Interested in visiting Super Flea? 6200 Saint John Ave Kansas City, MO 54123 (816) 241-5049 www.kcsuperflea.com
Grab bag Grandma Eunice Knows
VOLUME 2: SPRING 2009
opposite page: JOSEPH LAMBERT is an illustrator and storyteller who is currently working in Vermont, where he lives with his lovely wife in a tiny apartment. If you wish to learn more about Joseph’s work, log on to: submarinesubmarine.com. Any artist or illustrator interested in sharing a story, please submit black and white high-res images to: firstname.lastname@example.org.
Eat Me. Pisto de Castille, Mancha
Dear Grandma Eunice, My goat will not produce milk, not even a drop. I bought her at the petting zoo last July.
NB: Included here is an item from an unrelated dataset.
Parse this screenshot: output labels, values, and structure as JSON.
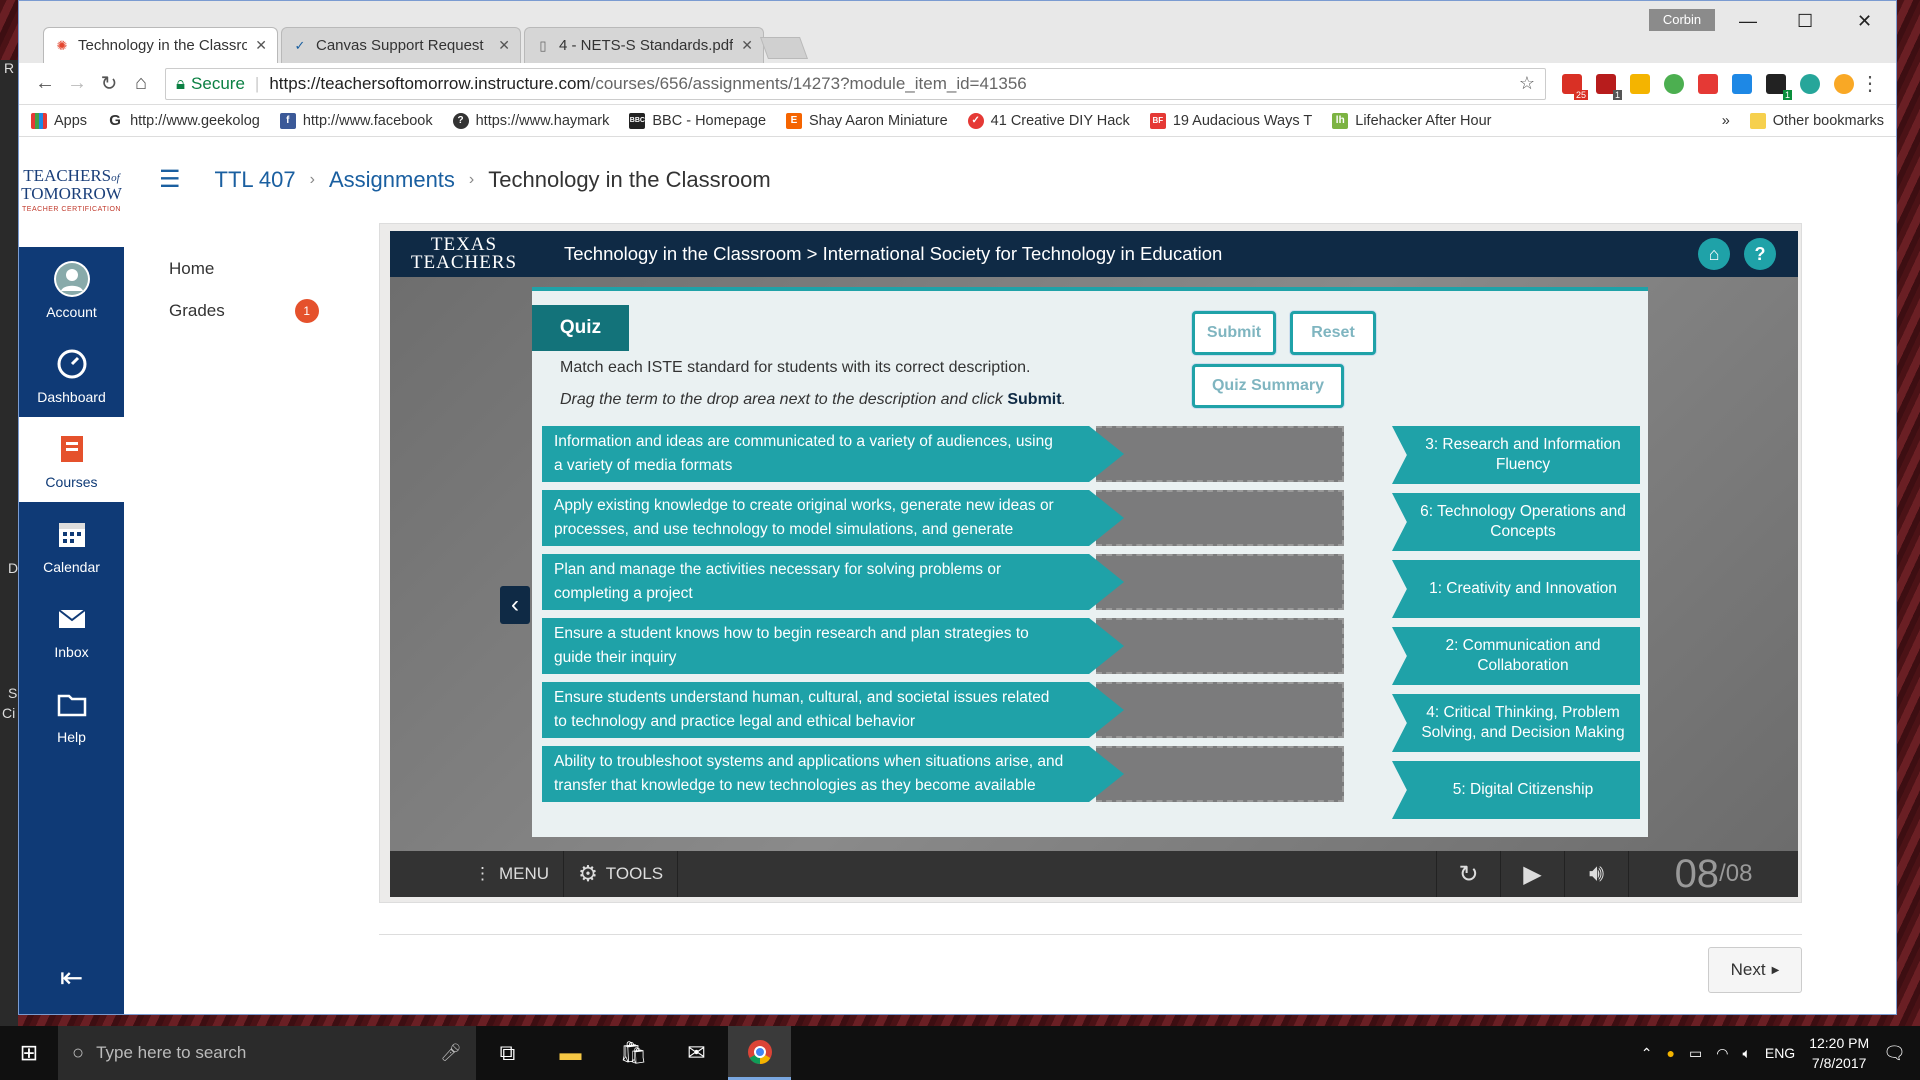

She was a little rough from the children’s touches and their small sticky hands. She soon warmed up, however, when I began attempting to free her from her milk. Although her disposition is ever so cheerful, I am beginning to question her age and health. I do not have money for a vet, and noticed that her mammary glands–or should I say, mammary gland–is a bit strange. The goat seems to have only one large udder. I have promised my family much cheese and milk for the winter. I would love to have your expert opinion in this matter. -Cheese-less in Seattle
a.k.a. “My Name is Pisto Manchego, You Killed My Father, Prepare to Die” † ANDY ERDRICH l SPAIN CORRESPONDENT
Pisto is a traditional spring Spanish dish, eaten for lunch, dinner or marienda (an additional Spanish meal between lunch and dinner). This recipe can be served as an entrée, appetizer, or sandwich spread. “My Name is Pisto Manchego,
Dear Cheese-less in Seattle, Well, in my expert opinion you have purchased a male goat. -Grandma Eunice
Need some advice? Looking for an answer? Send questions to email@example.com. Questions are edited for length.
You Killed My Father, Prepare to Die” is a dish best served cold. In any case, pisto is always served with bread.
Optional add-ins • 1 medium onion • 1 medium zucchini • 1 medium eggplant • 4-5 cloves of garlic • 1 egg
Ingredients • 1 red bell pepper • 1 green bell pepper • 3 vine ripe tomatoes • extra virgin olive oil • white cooking wine • salt • “ciabatta” bread
(Grandma Eunice is not a professional. Advice from Grandma Eunice should not be taken seriously. All actions taken on the
this dish is not spicy
inquirers part are subject to no responsibility of Ampersand’s). 18
Directions (1) Fill the bottom of a pan with oil and put it on the stove at medium to high heat. (2) While the oil is heating up, dice the peppers. Then seed and cut the tomatoes (keep them separate from the peppers). Keep in mind the vegetables will cook down, so chop accordingly. (3) When the oil starts to pop, add the peppers (if you are using onion or eggplant, add them as well), stirring into the oil. Cook for about 10-15 minutes stirring occasionally. (4) Before adding the tomatoes, add a little white wine (one shot or so) and some more oil (about 2 shots). Add the tomatoes (and the garlic, zucchini). (5) Let everything simmer for about 5-10 more minutes. (6) If you are using egg, add it directly to the middle of the pisto, and cook it leaving the yolk runny. (7) To finish, add salt to taste and serve with bread, or let it chill in the fridge for a cold, delicious spread for later. ¡Buen provecho!
COMIC: “NIGHT CHASE”
VOLUME 2: SPRING 2009
DO I T Y O UR SEL F
VOLUME 2: SPRING 2009
JOSH LAMBERT l ILLUSTRATOR This is Peter. Previously, Peter spent his days penning long poems, petitioning for proper pet proprietorship, and was a practitioner of the pediatric sciences. Unfortunately Peter hasnâ€™t been as prosperous lately, and has plummeted into a pitiful pile of poppycock. Please put your Peter together so others will be persuaded to produce a Parade of Peters. This way, Peter will be popular once more, and prosper propitiously. *
* For a stronger construc-
Ampersand is not respon-
tion, or to keep from ruin-
sible for any creations
ing this issue, photocopy
made by these directions,
onto a more sturdy paper
or the damages that may
occur from their existence. 20
Ampersand is created at the Kansas City Art Institute, in Kansas City, Missouri.